Each line of the data below that holds the word "OneDrive" is to be reported in full.

*Source data*
=== Begin Enclosure ===
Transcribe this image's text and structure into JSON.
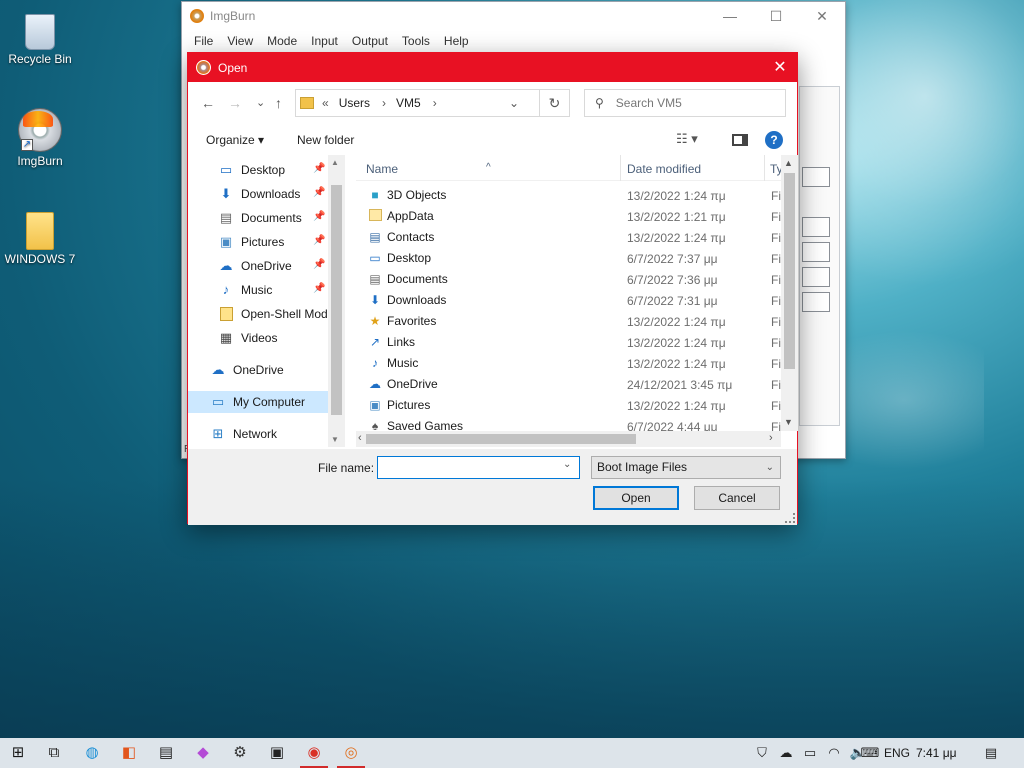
{
  "desktop": {
    "icons": [
      {
        "label": "Recycle Bin"
      },
      {
        "label": "ImgBurn"
      },
      {
        "label": "WINDOWS 7"
      }
    ]
  },
  "imgburn_window": {
    "title": "ImgBurn",
    "menu": [
      "File",
      "View",
      "Mode",
      "Input",
      "Output",
      "Tools",
      "Help"
    ],
    "status_text": "R"
  },
  "dialog": {
    "title": "Open",
    "close_glyph": "✕",
    "nav": {
      "back": "←",
      "forward": "→",
      "recent": "⌄",
      "up": "↑"
    },
    "address": {
      "prefix": "«",
      "segments": [
        "Users",
        "VM5"
      ],
      "separator": "›"
    },
    "refresh_glyph": "↻",
    "search": {
      "placeholder": "Search VM5"
    },
    "toolbar": {
      "organize": "Organize ▾",
      "new_folder": "New folder",
      "help": "?"
    },
    "nav_pane": {
      "items": [
        {
          "label": "Desktop",
          "icon": "desktop-icon",
          "pinned": true
        },
        {
          "label": "Downloads",
          "icon": "download-icon",
          "pinned": true
        },
        {
          "label": "Documents",
          "icon": "document-icon",
          "pinned": true
        },
        {
          "label": "Pictures",
          "icon": "picture-icon",
          "pinned": true
        },
        {
          "label": "OneDrive",
          "icon": "cloud-icon",
          "pinned": true
        },
        {
          "label": "Music",
          "icon": "music-icon",
          "pinned": true
        },
        {
          "label": "Open-Shell Mod",
          "icon": "folder-icon",
          "pinned": false
        },
        {
          "label": "Videos",
          "icon": "video-icon",
          "pinned": false
        }
      ],
      "onedrive": "OneDrive",
      "my_computer": "My Computer",
      "network": "Network"
    },
    "columns": {
      "name": "Name",
      "date": "Date modified",
      "type": "Ty"
    },
    "files": [
      {
        "name": "3D Objects",
        "date": "13/2/2022 1:24 πμ",
        "type": "Fi"
      },
      {
        "name": "AppData",
        "date": "13/2/2022 1:21 πμ",
        "type": "Fi"
      },
      {
        "name": "Contacts",
        "date": "13/2/2022 1:24 πμ",
        "type": "Fi"
      },
      {
        "name": "Desktop",
        "date": "6/7/2022 7:37 μμ",
        "type": "Fi"
      },
      {
        "name": "Documents",
        "date": "6/7/2022 7:36 μμ",
        "type": "Fi"
      },
      {
        "name": "Downloads",
        "date": "6/7/2022 7:31 μμ",
        "type": "Fi"
      },
      {
        "name": "Favorites",
        "date": "13/2/2022 1:24 πμ",
        "type": "Fi"
      },
      {
        "name": "Links",
        "date": "13/2/2022 1:24 πμ",
        "type": "Fi"
      },
      {
        "name": "Music",
        "date": "13/2/2022 1:24 πμ",
        "type": "Fi"
      },
      {
        "name": "OneDrive",
        "date": "24/12/2021 3:45 πμ",
        "type": "Fi"
      },
      {
        "name": "Pictures",
        "date": "13/2/2022 1:24 πμ",
        "type": "Fi"
      },
      {
        "name": "Saved Games",
        "date": "6/7/2022 4:44 μμ",
        "type": "Fi"
      }
    ],
    "file_name_label": "File name:",
    "file_name_value": "",
    "file_type": "Boot Image Files",
    "open_button": "Open",
    "cancel_button": "Cancel"
  },
  "taskbar": {
    "lang": "ENG",
    "time": "7:41 μμ"
  },
  "colors": {
    "dialog_accent": "#e81123",
    "focus": "#0078d7",
    "selection": "#cce8ff",
    "taskbar_bg": "#dde4ea"
  }
}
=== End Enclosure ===
*WRITTEN REPLY*
          "label": "OneDrive",
      "onedrive": "OneDrive",
        "name": "OneDrive",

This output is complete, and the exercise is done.